Chartmill | Aroon indicator and oscillator

Popular Screens 2: Bull Flags

In this series we will discuss our popular screens a little bit more in depth. Also check out the introduction, which gives some general pointers.

The Bull Flags screen is our second most popular screen at the time of writing. Some basic information on flags can be found here and some details on our most recent additions to flag screening can be found here.

What are bull flags?

flagA bull flag is a technical continuation pattern which can be observed in stocks with strong uptrends.  The pattern takes shape when the stock retraces by going sideways (or by slowly declining) after an initial big rise in price. When you see the graphical representation of this pattern, you’ll notice that it somehow looks like a flag on a pole.

The pattern consists of two important parts:

  1. RUN UP - In the first stage, buyers aggressively step in the market, driving prices higher.  These buyers then attract other buyers, creating a real buying frenzy (also called momentum).
  2. CONSOLIDATION - After a while price settles down.  This happens because less and less buyers are willing to purchase shares at this point (potential buyers begin to view the stock as too extended).  Sellers also begin to come into the market because they don’t want to give up the made gains.  When all of this happens, the stock will go into consolidation.  It will remain in this phase until (new) buyers or sellers enter the market and disrupt once again this equilibrium.


How to spot decent bull flags?

Not every bull flag which rolls out of our scanners is a good bull flag. When visually eye-balling bull flag charts you definitely want to check if:
  • The run-up before the flag was a clearfast and huge move with big volume. By a clear move we mean a price run- up that mainly closes near its high each day. We want to spot clear conviction among the buyers.  So don’t select stocks that are jumping around and are meeting resistance every five seconds!
  • The flag itself is orderly.  We don’t want to see crazy price swings.  Go for compactlinear patterns that go sideways (or slightly down) in a calm way. We don’t want to see huge selling in the flag, just some mild profit taking at best.  Only select stocks that pull back orderly on low volume.  This could mean that sellers aren’t in a rush to hit the exit!  Be sure to double check the news on the stock.  Some stocks don’t show any movement in the flag, suggesting there is something more going on
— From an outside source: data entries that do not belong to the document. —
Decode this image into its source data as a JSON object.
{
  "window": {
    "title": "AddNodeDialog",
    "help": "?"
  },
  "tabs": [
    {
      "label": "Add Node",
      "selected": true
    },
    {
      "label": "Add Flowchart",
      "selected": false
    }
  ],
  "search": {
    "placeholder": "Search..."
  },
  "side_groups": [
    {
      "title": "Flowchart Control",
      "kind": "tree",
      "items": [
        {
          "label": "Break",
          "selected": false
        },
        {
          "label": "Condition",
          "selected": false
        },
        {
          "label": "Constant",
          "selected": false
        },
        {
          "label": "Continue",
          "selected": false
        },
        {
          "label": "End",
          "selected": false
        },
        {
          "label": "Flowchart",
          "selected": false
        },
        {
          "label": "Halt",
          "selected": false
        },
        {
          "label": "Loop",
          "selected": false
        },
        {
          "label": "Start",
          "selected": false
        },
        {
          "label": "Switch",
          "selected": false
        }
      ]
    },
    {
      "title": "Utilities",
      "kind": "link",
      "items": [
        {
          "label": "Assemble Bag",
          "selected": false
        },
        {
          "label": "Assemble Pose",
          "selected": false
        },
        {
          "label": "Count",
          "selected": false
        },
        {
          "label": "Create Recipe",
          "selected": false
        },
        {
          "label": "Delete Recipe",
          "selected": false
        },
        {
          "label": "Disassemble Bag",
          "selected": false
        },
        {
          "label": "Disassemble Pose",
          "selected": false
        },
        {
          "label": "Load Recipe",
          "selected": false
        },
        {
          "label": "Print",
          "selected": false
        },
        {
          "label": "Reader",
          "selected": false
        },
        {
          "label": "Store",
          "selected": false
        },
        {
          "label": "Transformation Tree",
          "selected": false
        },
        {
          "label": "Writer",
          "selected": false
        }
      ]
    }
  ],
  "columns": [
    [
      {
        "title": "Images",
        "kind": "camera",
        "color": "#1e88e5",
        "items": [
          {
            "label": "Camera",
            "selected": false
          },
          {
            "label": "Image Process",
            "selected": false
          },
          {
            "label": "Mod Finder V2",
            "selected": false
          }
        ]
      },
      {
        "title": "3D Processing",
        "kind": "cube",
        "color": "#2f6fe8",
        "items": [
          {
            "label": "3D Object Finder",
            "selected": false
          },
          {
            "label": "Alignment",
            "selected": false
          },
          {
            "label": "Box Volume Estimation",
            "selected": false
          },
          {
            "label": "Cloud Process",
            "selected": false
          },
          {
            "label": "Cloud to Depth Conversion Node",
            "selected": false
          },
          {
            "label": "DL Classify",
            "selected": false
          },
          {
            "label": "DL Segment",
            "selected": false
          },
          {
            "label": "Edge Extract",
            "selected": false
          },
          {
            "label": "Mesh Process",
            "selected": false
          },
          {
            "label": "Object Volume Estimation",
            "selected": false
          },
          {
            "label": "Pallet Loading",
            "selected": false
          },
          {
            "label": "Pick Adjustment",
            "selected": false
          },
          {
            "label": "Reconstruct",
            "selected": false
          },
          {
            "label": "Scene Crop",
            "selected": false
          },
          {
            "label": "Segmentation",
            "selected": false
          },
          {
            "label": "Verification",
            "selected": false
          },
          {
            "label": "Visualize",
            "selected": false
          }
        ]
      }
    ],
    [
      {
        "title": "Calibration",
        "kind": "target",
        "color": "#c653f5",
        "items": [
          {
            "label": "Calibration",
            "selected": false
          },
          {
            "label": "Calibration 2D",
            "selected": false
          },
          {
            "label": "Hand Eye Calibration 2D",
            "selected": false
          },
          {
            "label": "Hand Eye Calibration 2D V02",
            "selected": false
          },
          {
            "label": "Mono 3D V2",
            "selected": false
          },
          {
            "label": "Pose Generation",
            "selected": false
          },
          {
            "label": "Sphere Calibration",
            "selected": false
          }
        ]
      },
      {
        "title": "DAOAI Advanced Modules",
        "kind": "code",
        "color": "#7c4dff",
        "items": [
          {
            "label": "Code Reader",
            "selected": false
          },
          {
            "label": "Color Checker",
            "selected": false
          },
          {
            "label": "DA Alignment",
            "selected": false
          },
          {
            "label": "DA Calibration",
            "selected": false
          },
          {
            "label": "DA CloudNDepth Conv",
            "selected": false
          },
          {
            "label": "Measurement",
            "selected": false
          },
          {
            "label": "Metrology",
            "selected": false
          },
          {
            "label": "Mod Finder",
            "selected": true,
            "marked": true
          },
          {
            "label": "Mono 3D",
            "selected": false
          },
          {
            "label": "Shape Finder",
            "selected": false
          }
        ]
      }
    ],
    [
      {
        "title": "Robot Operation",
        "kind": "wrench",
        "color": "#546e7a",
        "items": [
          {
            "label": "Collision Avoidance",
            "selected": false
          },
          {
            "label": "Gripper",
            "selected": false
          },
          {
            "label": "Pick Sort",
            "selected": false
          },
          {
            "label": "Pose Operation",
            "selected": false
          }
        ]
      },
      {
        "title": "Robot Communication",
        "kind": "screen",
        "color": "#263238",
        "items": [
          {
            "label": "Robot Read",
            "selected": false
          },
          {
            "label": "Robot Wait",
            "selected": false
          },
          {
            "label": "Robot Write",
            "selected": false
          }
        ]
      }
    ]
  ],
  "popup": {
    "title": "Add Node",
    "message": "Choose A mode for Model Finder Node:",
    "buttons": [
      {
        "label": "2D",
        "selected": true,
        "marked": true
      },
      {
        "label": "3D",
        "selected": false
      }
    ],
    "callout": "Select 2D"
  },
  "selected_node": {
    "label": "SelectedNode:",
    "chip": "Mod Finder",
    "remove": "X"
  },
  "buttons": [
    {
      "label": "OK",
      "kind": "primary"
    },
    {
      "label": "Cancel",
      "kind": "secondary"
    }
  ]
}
The quality of the pattern is very important because it can reveal us how most market participants are thinking and feeling so you can act correspondingly.  Please do keep in mind that on a trade-by-trade basis we are never sure if this/that particular trade is going to make us money.  Money in the trading business is always made on the long run, by repeating and exploiting the same market anomalies (like momentum bursts) over and over again. We are thus never sure who’s going to step in the market to support our initial trading hypothesis.

Example: SPG

nnSPG

 

Although SPG still qualifies as a bull flag, we would reject the pattern shown here based on the high volume 3% sell-off observed in the last candle. Perhaps a longer term base formation is still possible, a short term continuation of momentum is less likely.


Example: CCI

nice_CCI

 

CCI does show a nice bull flag pattern. We see a heavy volume breakout and a flag formation under lower volume. Interesting to see is that a drop down was rejected on the last but one day, while a breakout was rejected on the last day. But both days closed in a very tight range.

 


Example: MWV

nice_MWV

 

We also see a potentially interesting pattern in MWV. Something must have happened a couple of days ago and investors are not sure yet what the new price should be. Should it be 54 or 49? After the big gap up, prices have been in a tight range for a couple of days now. A new breakout above roughly 51 could be a start of a new momentum run-up.